  • The compiler uses the concrete C bit words internally for primitive values. This leads to a very small compiler since there is essentially one primitive value type (to optimize on), but I actually grew tired of all the a priory word manipulations. Moreover, it leads to a dependency on C primitive value representations, consequently, the machine architecture. Nice for toy compilers, but actually just a lousy idea, so the alternative of elaborating all primitive types appeals now. I'll change this.
  • The compiler uses texts internally a lot for identification, which is lousy giving how they are represented, but -when switching over to native strings- is probably as costly in memory consumption as integers but very costly in runtime performance. I won't change this.
  • The compiler has no explicit symbol table which is again novel, it doesn't seem to matter much. What is far worse is probably the performance of the lookup. I won't change this now (see purity).
  • The compiler employs novel AST data traversal combinators which are good for implementing concise algorithms since they mimic an intermediate between attribute based compilation and direct traversal techniques, but it costs probably a factor two in compilation speed. I won't change this.
  • The compiler uses a novel bottom-up constraint gatherer and a separate type inferencer, an idea copied from the Helium Haskell compiler, which was rushed; I am not sure of all the inference rules I use. The bottom-up part is academically nice, but, even with unfinished inference rules, I can see that no production compiler will ever want to take the associated performance hit. So, old-skool ML like direct AST typing it is. I'll change this.
  • I ended up with a pure compiler (except for C calls), which I think is a bad idea. It doesn't use a symbol table at the moment, but a symbol table will probably come in handy when more information is needed due to a more elaborate VM targeted. I personally loathe monads, so I should make the language impure. Hello ML? I'll change this.
I'll start with a new runtime and leave the thought on how to target the new runtime for a while. I blathered a bit with some C programmers on it, and by nature they'll always target an Ocaml-like runtime or minimal design -I don't like that particular VM much,- but my nature is different. The language should be robust, but not low-level, so I'll go in the direction of a Java-esque design, which means 64 bit headers for everything.

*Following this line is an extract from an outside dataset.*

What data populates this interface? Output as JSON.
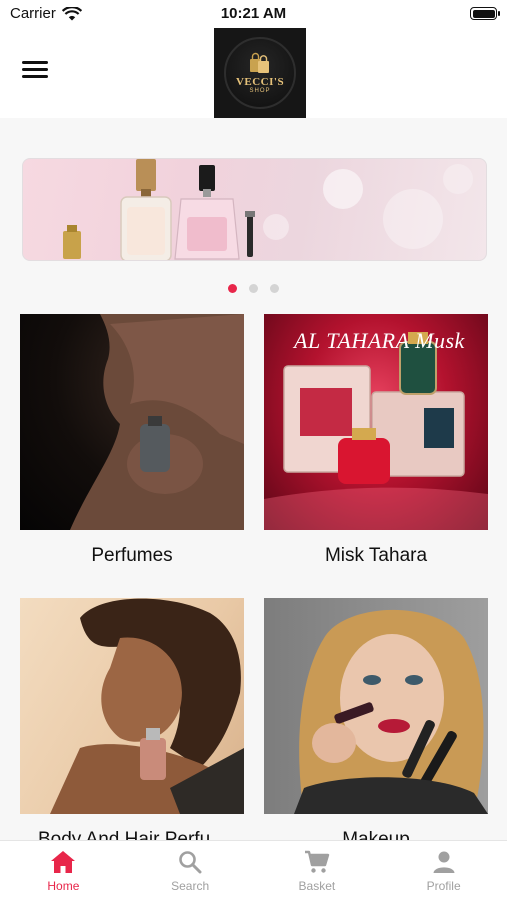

It should be fun, and I don't feel like working on it full time. So it'll take some time, again.

Wednesday, December 21, 2011

hi-language.org expired

Oh great, I didn't look at it for a while, now the domain expired and they deleted the whole site... Great, that the DNS entry expires okay, but why delete a perfectly functioning Google Site? (Oh great, I found it again.)

Anyway, I decided I'ld start the whole project again. I learned enough from the prototype to know what works, and what doesn't, so whatever. Think I'll just start a new site again, hopefully, most of the bits are still on this laptop.

Great, when a Google Sites domain expires, the automatic interaction between Google Apps and the hosting provider breaks. Two options: reregister with the hosting provider, reinstall the DNS records, and hope stuff will work from that point on, or -what I think is the least error-prone- register a new site...